Seabrook's success comes despite rising input costs, and speaking to FoodManufacture.co.uk in January, Tague predicted a £34M turnover figure for the year ending September 2011 (it was £12M in 2007/8).
He said that Seabrook was on course to exceed its 2015 turnover target of £63M and is considering building a second factory in the Northampton area.
Seabrook's reversal of fortunes after a tougher period in the early noughties was due to "hard work, engaging with retailers and aligning our strategy with our customers' strategies", said Tague.
British Frozen Food Federation (BFFF)
Since the start of Young's tenure, the British Frozen Food Federation (BFFF) has embarked on a campaign aimed at the Herculean task of revamping frozen food's image in the UK.
With the help of researchers at Sheffield Hallam University, the BFFF produced reports comparing the nutritional profile of frozen foods with fresh food. The aim has been to prove that, in many cases, frozen is as good, if not better than fresh and the message has been making headway.
With the help of public relations firm Pelican, Young has been tirelessly communicating this maxim across a range of media, including consumer magazines and the national press. On a wider level, this has helped raise the profile of the entire food manufacturing sector at government level. Most recently, the BFFF secured the services of celebrity chef Aldo Zilli to champion the cause and promote it in foodservice channels.
Meanwhile, Young has established the first BFFF annual conference to bring the industry together and chew on tough commercial issues.

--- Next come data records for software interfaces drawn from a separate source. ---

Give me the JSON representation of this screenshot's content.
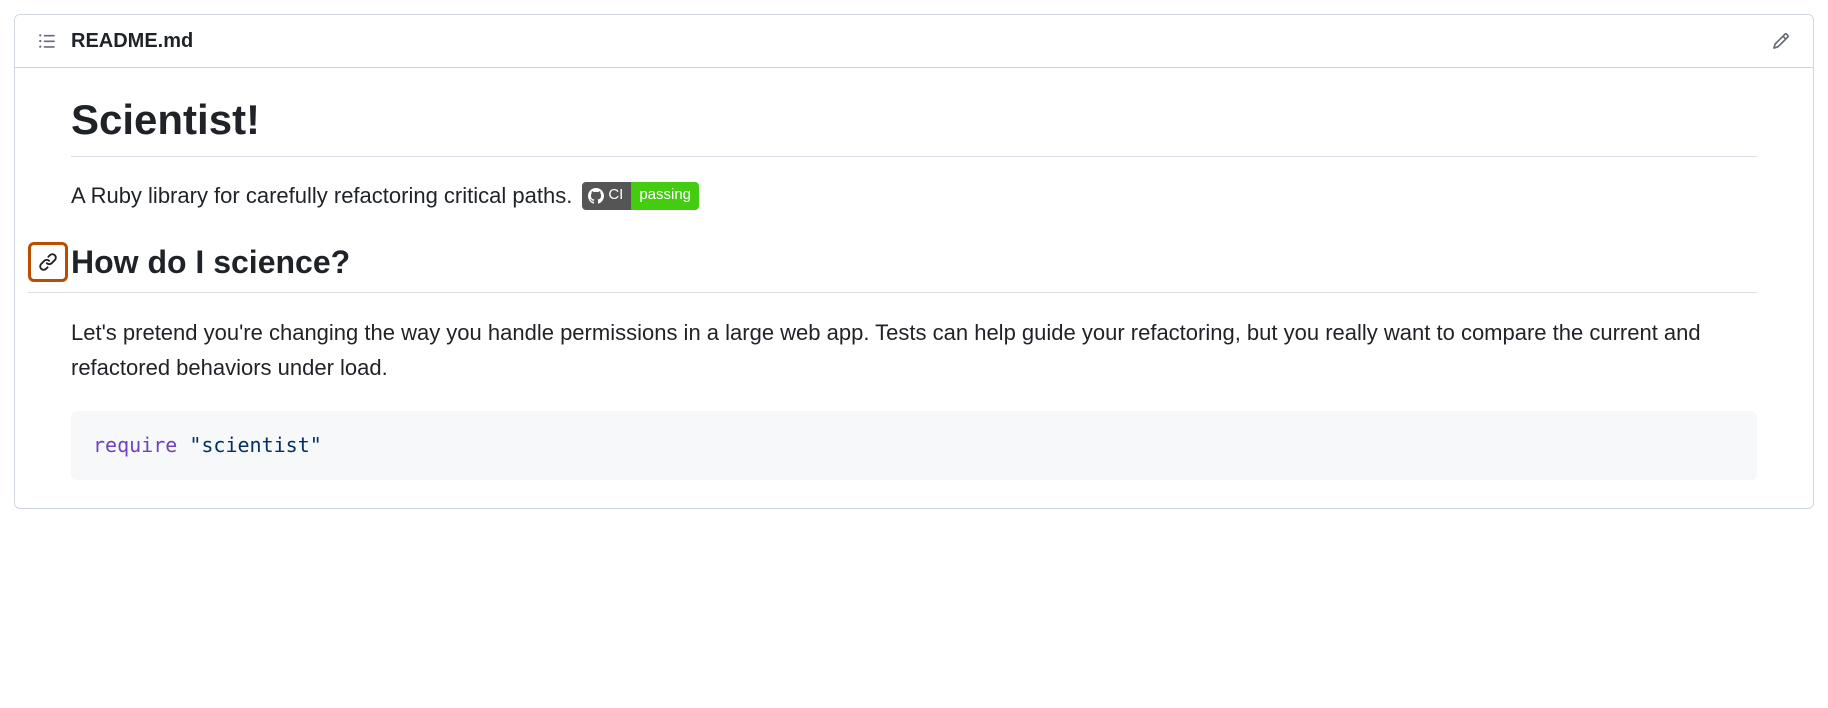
{
  "header": {
    "filename": "README.md"
  },
  "content": {
    "title": "Scientist!",
    "description": "A Ruby library for carefully refactoring critical paths.",
    "badge": {
      "left": "CI",
      "right": "passing"
    },
    "heading2": "How do I science?",
    "paragraph": "Let's pretend you're changing the way you handle permissions in a large web app. Tests can help guide your refactoring, but you really want to compare the current and refactored behaviors under load.",
    "code": {
      "keyword": "require",
      "string": "\"scientist\""
    }
  }
}
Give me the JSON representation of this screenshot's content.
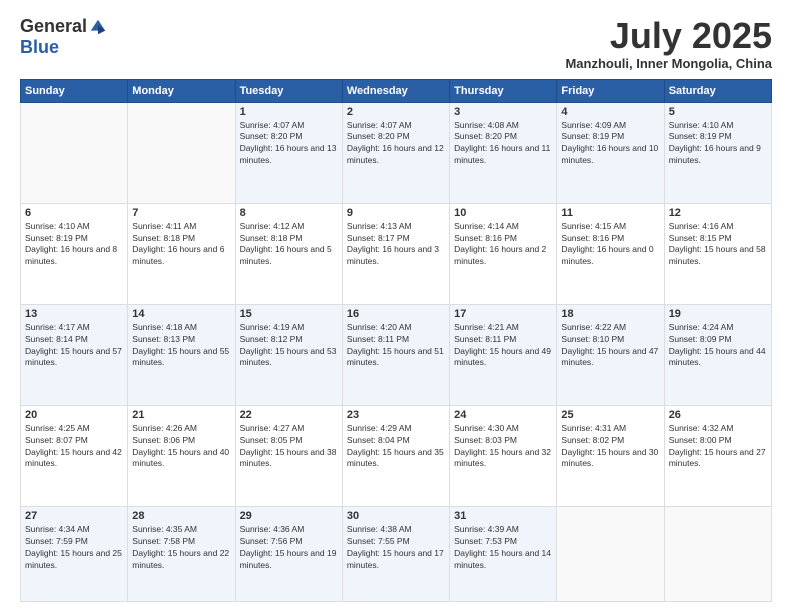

He has also presided over a complete revamp of the BFFF's website, seeking to deliver up-to-date information to keep its members abreast with developments.